The men from Down Under—brothers Greg and Patrick Johnston—who described their revolutionary “soft” sail system in Professional BoatBuilder No. 140 (“Working-Class Wing”), and in more detail on our website ProBoat.com (“VGWS Rigging Details”), have collected no moss on their invention or their behinds. In the few years following they were instrumental in developing a one-design sport boat designed by Argentina-based Nicolas Goldenberg, G Yacht Design, specifically for their clever sail design.
Patrick Johnston wrote to tell us that “in 2015 the K8 was nominated for Yachts and Yachting sports boat of 2016. I am very pleased to tell you that we won the award.” The magazine published a detailed account in its February 2016 issue. “The K8 has so far proven to be a very fast and easy yacht to sail,” says Johnston.
Now called the Semi-Rigid Wing (SRW), the Johnstons’ sail is paired with the 26.2‘ (8m) K8 sloop. Essentially, the SRW has two fabric skins over flexible battens that change the sail’s shape according to outhaul tension and mast rotation. The two membranes are set on adjacent tracks on the trailing edge of the mast and taper aft to a single leech. As the mast is rotated, leeward battens compress and curve, automatically placing the windward-side battens in tension. Depth of the sail or foil is determined by the mast angle. Mast drag is minimized; the sail is more stable than a conventional sail; and the result is smoother airflow over the foil as well as less corresponding need for minute helm corrections.
The brothers tested the sail concept on Australia’s popular 18-footers (5.5m), Windsurfers, and 28‘ (8.5m) yachts, but felt a new design tailored to the SRW would help advance awareness and acceptance, hence the K8. Built in Fremantle, Western Australia, with help from Windrush Yachts, construction is E-glass with carbon reinforcements in high-stress areas, such as the tops of ring frames. The single-chine hull shape is full forward and has a reverse bow. The lifting T-shape keel has a 506-lb (230-kg) bulb, and there are twin rudders for good control, as the boat is intended to be sailed with significant heel.
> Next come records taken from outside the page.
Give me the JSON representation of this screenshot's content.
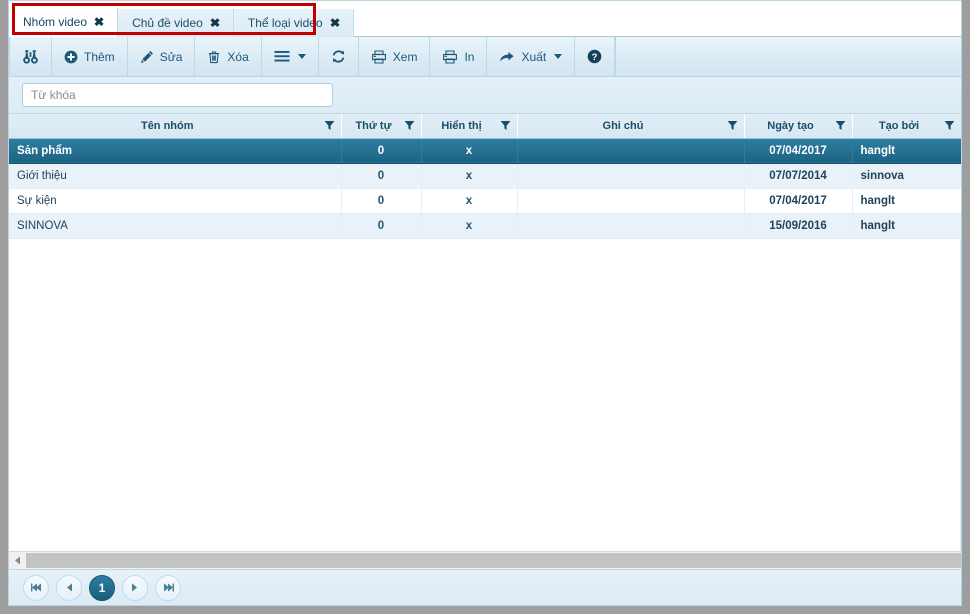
{
  "tabs": [
    {
      "label": "Nhóm video",
      "close": "✖",
      "active": true
    },
    {
      "label": "Chủ đề video",
      "close": "✖",
      "active": false
    },
    {
      "label": "Thể loại video",
      "close": "✖",
      "active": false
    }
  ],
  "toolbar": {
    "search_icon": "binoculars-icon",
    "add_label": "Thêm",
    "edit_label": "Sửa",
    "delete_label": "Xóa",
    "menu_icon": "hamburger-menu-icon",
    "refresh_icon": "refresh-icon",
    "view_label": "Xem",
    "print_label": "In",
    "export_label": "Xuất",
    "help_icon": "help-circle-icon"
  },
  "search": {
    "placeholder": "Từ khóa",
    "value": ""
  },
  "grid": {
    "columns": [
      {
        "key": "name",
        "label": "Tên nhóm"
      },
      {
        "key": "order",
        "label": "Thứ tự"
      },
      {
        "key": "show",
        "label": "Hiển thị"
      },
      {
        "key": "note",
        "label": "Ghi chú"
      },
      {
        "key": "date",
        "label": "Ngày tạo"
      },
      {
        "key": "author",
        "label": "Tạo bởi"
      }
    ],
    "rows": [
      {
        "name": "Sản phẩm",
        "order": "0",
        "show": "x",
        "note": "",
        "date": "07/04/2017",
        "author": "hanglt",
        "selected": true
      },
      {
        "name": "Giới thiệu",
        "order": "0",
        "show": "x",
        "note": "",
        "date": "07/07/2014",
        "author": "sinnova",
        "selected": false
      },
      {
        "name": "Sự kiện",
        "order": "0",
        "show": "x",
        "note": "",
        "date": "07/04/2017",
        "author": "hanglt",
        "selected": false
      },
      {
        "name": "SINNOVA",
        "order": "0",
        "show": "x",
        "note": "",
        "date": "15/09/2016",
        "author": "hanglt",
        "selected": false
      }
    ]
  },
  "pager": {
    "first": "⏮",
    "prev": "◀",
    "current_page": "1",
    "next": "▶",
    "last": "⏭"
  },
  "colors": {
    "accent": "#1d6382",
    "header_bg": "#d6e8f3",
    "selected_row": "#2d7ea3",
    "annotation": "#c00000"
  }
}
The prototype K8 was shipped to Valencia, Spain, for trials and media exposure, but because Patrick Johnston says managing the program from Australia has proved difficult and expensive, the boat returns to Australia this year to be raced by the brothers “as a sports yacht at local clubs.” The most interest in the soft-wing sail, he says, is coming from owners of existing boats looking to improve performance; at present he and his brother are working with two clients in the U.S.
Johnston told us, “We are also working on A Class catamaran rigs with a very well-respected yachtsman. Also off-the-beach cats in general and Moth rigs; the production details for all these are well advanced. In addition to this, we are offering a Mini Transat–inspired AWS 650 version of the RG 650. The boat will be available in a number of specification levels from basic E-glass with aluminum SRW mast all the way to a full carbon boat with canting keel. This will be a pocket rocket and be very affordable.”
He’s confident that in time their innovations will gain traction: “After all, we do have the world’s first and most awarded production soft-wing sail.”
K8 specifications: LOA 26.2‘ (7.99m), beam 8.36‘ (2.55m), draft 6.9‘ (2.1m), displacement 1,984 lbs (900 kg), sail area 312 sq ft (29m2), jib 129 sq ft (12m2), website www.K8sports.com.
Advanced Wing Systems, 19 Bristol Ave., Bicton, 6157 Western Australia, AU, cell +61 4 1994 2406, website www.advancedwingsystems.com.